Given the listing that follows, report all lines in which the string "converter" occurs.

====================

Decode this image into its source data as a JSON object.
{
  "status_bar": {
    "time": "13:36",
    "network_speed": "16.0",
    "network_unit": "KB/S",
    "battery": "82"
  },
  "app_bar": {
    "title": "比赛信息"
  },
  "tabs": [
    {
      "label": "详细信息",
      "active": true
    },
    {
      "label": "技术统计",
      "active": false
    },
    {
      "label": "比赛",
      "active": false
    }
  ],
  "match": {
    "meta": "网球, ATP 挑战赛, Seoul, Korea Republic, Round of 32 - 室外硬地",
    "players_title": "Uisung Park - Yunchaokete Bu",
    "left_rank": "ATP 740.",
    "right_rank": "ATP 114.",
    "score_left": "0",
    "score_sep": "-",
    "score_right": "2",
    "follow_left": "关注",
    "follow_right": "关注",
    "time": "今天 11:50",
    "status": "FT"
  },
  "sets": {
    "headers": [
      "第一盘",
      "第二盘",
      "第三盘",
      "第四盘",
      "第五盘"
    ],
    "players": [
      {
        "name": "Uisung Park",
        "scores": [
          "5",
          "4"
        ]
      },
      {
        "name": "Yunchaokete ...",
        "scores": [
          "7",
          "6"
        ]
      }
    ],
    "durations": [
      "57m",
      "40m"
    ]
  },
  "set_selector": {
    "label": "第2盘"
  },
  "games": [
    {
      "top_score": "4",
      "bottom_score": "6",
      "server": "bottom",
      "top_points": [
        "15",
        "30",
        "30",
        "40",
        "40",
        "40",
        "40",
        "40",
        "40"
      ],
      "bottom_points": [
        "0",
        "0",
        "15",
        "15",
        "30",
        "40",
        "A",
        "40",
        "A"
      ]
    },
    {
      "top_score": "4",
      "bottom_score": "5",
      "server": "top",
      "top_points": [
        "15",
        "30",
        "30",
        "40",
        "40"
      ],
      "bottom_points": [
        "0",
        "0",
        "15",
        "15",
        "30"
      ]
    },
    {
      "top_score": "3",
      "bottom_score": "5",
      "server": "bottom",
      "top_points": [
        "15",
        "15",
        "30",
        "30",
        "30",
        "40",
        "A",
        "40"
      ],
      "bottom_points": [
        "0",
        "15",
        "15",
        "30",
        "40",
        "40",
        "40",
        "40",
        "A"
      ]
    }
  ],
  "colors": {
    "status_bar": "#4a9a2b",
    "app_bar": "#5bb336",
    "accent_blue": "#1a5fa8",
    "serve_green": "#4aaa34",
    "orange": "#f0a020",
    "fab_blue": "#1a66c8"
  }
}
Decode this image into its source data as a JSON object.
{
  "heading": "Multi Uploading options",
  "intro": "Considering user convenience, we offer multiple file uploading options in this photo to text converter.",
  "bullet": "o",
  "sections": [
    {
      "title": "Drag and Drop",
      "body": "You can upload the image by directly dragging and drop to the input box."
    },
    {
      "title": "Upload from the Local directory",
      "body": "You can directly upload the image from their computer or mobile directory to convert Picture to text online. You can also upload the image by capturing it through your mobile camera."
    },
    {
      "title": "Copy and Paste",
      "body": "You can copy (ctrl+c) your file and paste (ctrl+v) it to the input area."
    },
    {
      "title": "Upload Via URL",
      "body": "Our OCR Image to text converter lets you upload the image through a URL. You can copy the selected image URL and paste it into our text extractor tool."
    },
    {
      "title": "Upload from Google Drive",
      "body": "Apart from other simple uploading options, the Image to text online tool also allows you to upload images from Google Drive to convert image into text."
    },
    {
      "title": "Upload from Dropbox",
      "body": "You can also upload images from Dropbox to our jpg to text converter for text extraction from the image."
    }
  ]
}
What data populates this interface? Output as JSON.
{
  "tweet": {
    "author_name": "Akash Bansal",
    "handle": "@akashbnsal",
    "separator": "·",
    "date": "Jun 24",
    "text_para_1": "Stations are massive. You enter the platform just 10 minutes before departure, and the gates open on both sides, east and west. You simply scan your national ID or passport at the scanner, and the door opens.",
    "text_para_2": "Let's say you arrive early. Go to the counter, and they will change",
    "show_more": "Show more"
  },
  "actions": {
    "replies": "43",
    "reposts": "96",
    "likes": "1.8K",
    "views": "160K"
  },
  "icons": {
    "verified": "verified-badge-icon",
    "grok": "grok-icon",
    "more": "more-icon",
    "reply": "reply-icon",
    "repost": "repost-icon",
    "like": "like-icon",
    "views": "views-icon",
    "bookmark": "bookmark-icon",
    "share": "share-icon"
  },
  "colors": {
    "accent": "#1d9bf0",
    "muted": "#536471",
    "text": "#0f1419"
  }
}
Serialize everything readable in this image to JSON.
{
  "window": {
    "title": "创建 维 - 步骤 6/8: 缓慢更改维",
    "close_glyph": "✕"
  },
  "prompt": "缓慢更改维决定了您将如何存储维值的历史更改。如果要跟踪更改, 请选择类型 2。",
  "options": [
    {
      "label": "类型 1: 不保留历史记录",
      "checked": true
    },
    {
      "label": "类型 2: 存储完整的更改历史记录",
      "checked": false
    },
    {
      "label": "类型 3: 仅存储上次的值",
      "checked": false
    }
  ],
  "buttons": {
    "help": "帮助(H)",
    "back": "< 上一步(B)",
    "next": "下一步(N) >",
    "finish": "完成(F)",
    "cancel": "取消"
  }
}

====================

> Your response:
  "intro": "Considering user convenience, we offer multiple file uploading options in this photo to text converter.",
      "body": "Our OCR Image to text converter lets you upload the image through a URL. You can copy the selected image URL and paste it into our text extractor tool."
      "body": "You can also upload images from Dropbox to our jpg to text converter for text extraction from the image."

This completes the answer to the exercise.